It’s also important to pick music that is intended to be played back at different volume levels. Heavy metal should be played back at loud levels, and conversely harpsichord music at soft levels. Tuning engineers battle against NVH (noise, vibration, and harshness) that obscures the softer details in music, and that challenge is compounded when the music is played softly. But the Rolls Royce Phantom, carrying 300 pounds of sound-deadening material and special tires with a noise-reducing foam layer, is an extraordinarily quiet vehicle. The playlist should include material that allows the engineer to listen for nuance even at soft listening levels. Let’s add Adele’s “Someone Like You” and Anson Seabra’s “Somewhere in Ann Arbor.”

So, how successful were the tuning engineers with the bespoke system in the Rolls Royce Phantom? Unfortunately, I cannot opine since I have not had the pleasure of auditioning it. If anyone in Goodwood is reading this, I would be quite pleased to obtain a long-term loaner. Also, I am partial to your Salamanca Blue color, if it’s not too much trouble.

My Update of the Original Playlist
Additions appear in bold at the end of the list.

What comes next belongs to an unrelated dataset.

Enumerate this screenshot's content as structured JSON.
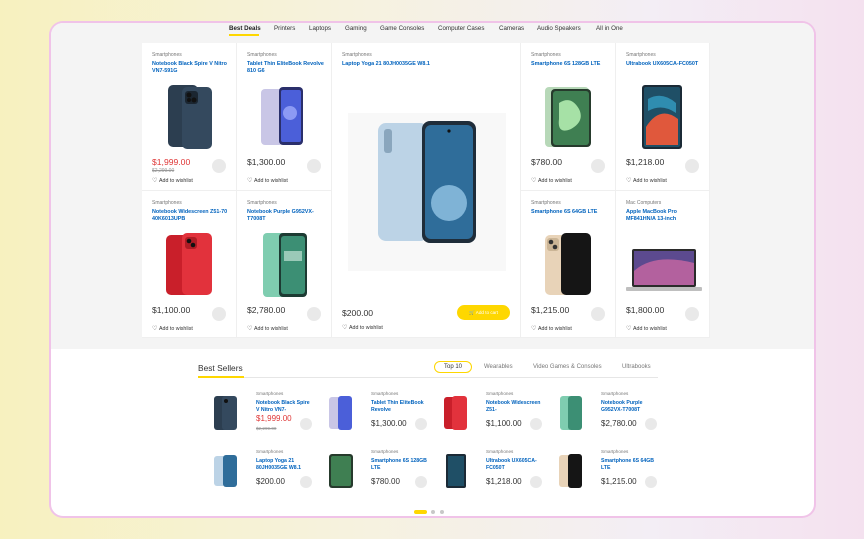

1. “Wish You Were Here,” Pink Floyd, Wish You Were Here (1975)
2. “From Here to Eternity,” Giorgio Moroder, From Here to Eternity (1977)
3. “Across the Lines,” Tracy Chapman, Tracy Chapman (1988)
4. “Sad But True,” Metallica, Metallica (1991)
5. “Bembe / Abakwa,” Terry Bozzio, Solo Drum Music II (1992)
6. “Klangfarben Melodie,” Terry Bozzio, Solo Drum Music II (1992)
7. “Know Your Enemy,” Rage Against the Machine, Rage Against the Machine (1992)
8. “Fistful of Steel,” Rage Against the Machine, Rage Against the Machine (1992)
9. “Passion (Naked Edit),” Gat Décor, Passion (1992)
10. “Where Did You Sleep Last Night?,” Nirvana, MTV Unplugged in New York (Live) (1993)
11. “Stimela (The Coal Train),” Hugh Masekela, Hope (Live) (1994)
12. “Hotel California,” The Eagles, Hell Freezes Over (Live) (1994)
13. “Paranoid Android,” Radiohead, OK Computer (1997)
14. “Lyric Lickin’,” Del The Funky Homosapien, Future Development (1997)
15. “Insomnia,” Faithless, Insomnia (1995)
16. “Raining in Baltimore,” Counting Crows, Across A Wire: Live in New York City (1998)
17. “Safe in New York City,” AC/DC, Stiff Upper Lip (Deluxe Edition) (2000)
18. “Scrappy,” Wookie, Wookie (Deluxe Edition) (2000)
19. “Marionette,” Matthew Jonson, Marionette (2004)
20. “Intro,” Nemesea, Pure: Live @ P3 (Remixed & Remastered) (2012)
21. “Bass Solo,” Nemesea, Pure: Live @ P3 (Remixed & Remastered) (2012)
22. “Drum Solo,” Nemesea, Pure: Live @ P3 (Remixed & Remastered) (2012)
23. Wagner’s Die Walküre, Richard Wagner (1870)
24. “Astrophysics for People in a Hurry,” Neil deGrasse Tyson (2017)
25. “Saved My Life,” Sia (2020)
26. Adele’s “Someone Like You,” Adele (2011)
27. “Somewhere in Ann Arbor,” Anson Seabra (2020)

Ken C. Pohlmann is an electrical engineer specializing in audio topics as a consultant and writer. He is Professor Emeritus at the University of Miami.

NiviM's picture

Fantastic Playlist! well done Ken.
I'm listening to "Hugh Masekela - Hope" a lot recently.